◆ **WHAT YOU SHOULD DO**: Show me each line of the listing below where the word "WeChat" appears.

*** RECORDS SHOWN ***

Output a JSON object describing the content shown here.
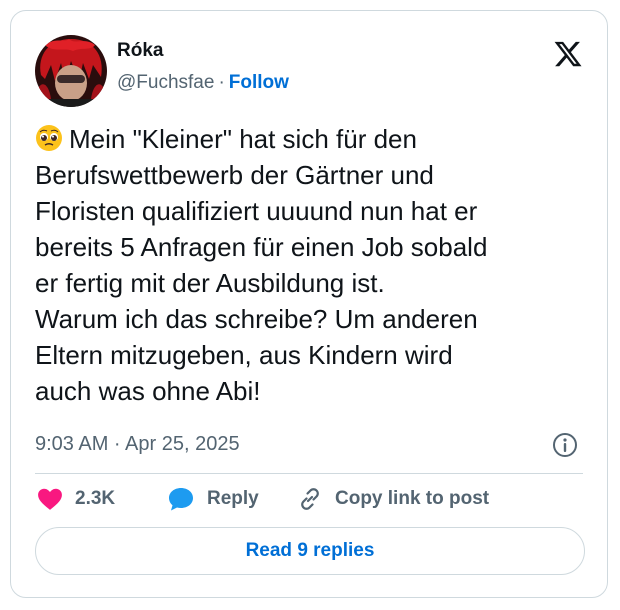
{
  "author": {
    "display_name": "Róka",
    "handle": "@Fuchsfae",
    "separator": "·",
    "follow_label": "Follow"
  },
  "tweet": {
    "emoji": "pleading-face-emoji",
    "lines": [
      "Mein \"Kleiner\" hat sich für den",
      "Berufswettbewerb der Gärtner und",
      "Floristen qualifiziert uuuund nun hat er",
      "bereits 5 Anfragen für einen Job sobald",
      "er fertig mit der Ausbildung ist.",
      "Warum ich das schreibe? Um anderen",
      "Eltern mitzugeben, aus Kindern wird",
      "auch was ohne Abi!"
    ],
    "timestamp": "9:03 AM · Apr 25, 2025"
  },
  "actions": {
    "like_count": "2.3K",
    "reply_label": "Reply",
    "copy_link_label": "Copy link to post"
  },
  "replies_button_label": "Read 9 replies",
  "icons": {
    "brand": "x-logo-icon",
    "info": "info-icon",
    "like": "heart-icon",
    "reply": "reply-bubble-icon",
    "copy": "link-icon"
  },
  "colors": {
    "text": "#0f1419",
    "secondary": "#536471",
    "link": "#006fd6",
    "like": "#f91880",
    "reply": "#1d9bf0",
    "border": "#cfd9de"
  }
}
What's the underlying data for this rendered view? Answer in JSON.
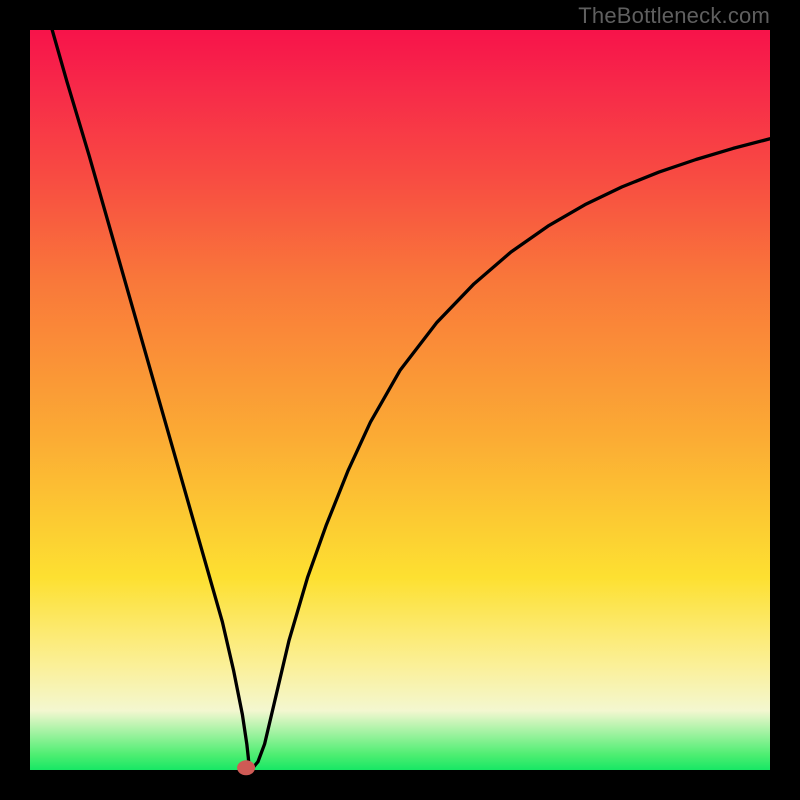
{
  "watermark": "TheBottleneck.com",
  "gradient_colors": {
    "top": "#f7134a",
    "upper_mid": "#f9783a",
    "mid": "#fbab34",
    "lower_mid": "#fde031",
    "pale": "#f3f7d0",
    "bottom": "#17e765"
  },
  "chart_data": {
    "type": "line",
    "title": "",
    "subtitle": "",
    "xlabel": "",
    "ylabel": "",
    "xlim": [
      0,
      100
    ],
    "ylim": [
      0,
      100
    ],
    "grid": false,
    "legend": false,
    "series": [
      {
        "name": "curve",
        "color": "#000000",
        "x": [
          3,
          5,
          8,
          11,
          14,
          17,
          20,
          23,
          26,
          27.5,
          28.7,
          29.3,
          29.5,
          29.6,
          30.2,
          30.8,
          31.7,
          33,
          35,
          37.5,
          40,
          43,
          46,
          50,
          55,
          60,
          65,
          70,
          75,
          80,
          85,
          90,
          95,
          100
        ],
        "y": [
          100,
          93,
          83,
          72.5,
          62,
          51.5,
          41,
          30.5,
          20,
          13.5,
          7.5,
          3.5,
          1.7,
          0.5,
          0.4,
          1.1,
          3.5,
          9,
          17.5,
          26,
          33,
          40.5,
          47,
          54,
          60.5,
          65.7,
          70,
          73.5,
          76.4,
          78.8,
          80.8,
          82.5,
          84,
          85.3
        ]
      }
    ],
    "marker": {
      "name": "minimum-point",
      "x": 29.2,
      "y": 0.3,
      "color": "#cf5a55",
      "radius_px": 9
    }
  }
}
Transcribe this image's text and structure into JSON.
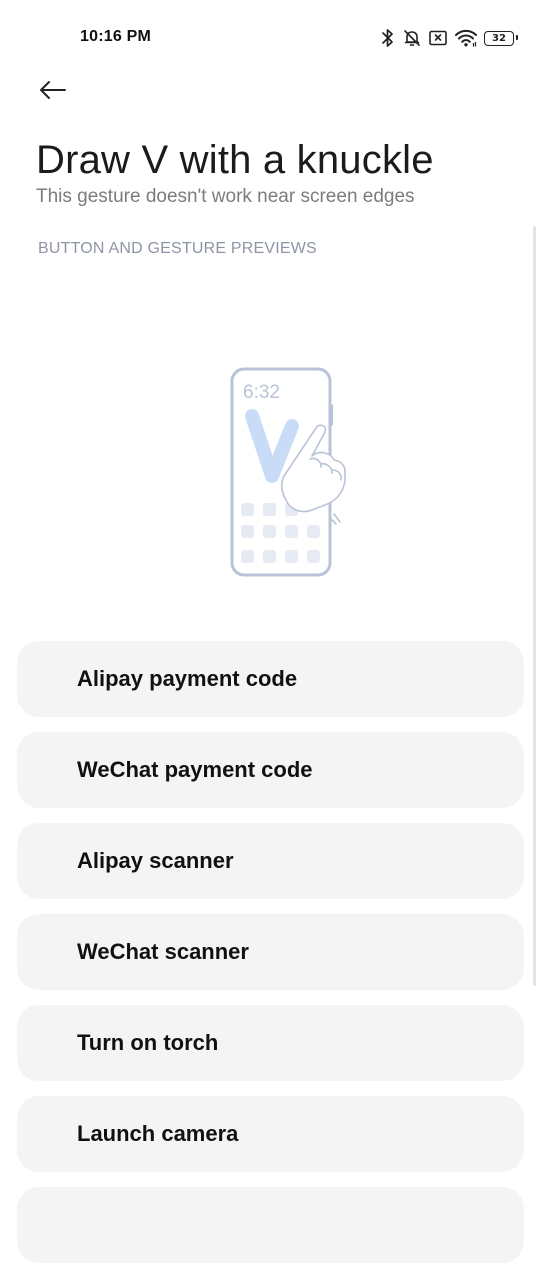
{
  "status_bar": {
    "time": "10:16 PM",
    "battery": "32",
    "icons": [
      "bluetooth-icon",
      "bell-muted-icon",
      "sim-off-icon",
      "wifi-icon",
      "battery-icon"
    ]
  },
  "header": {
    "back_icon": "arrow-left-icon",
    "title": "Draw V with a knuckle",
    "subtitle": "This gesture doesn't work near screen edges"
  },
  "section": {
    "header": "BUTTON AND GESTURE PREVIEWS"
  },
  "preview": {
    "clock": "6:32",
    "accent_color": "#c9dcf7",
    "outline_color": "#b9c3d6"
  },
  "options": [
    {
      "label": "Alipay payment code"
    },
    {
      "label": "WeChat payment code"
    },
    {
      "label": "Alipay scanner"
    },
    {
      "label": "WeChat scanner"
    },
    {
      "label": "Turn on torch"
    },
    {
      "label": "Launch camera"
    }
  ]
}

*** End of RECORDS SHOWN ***

◆ **WRITTEN ANSWER**:
      "label": "WeChat payment code"
      "label": "WeChat scanner"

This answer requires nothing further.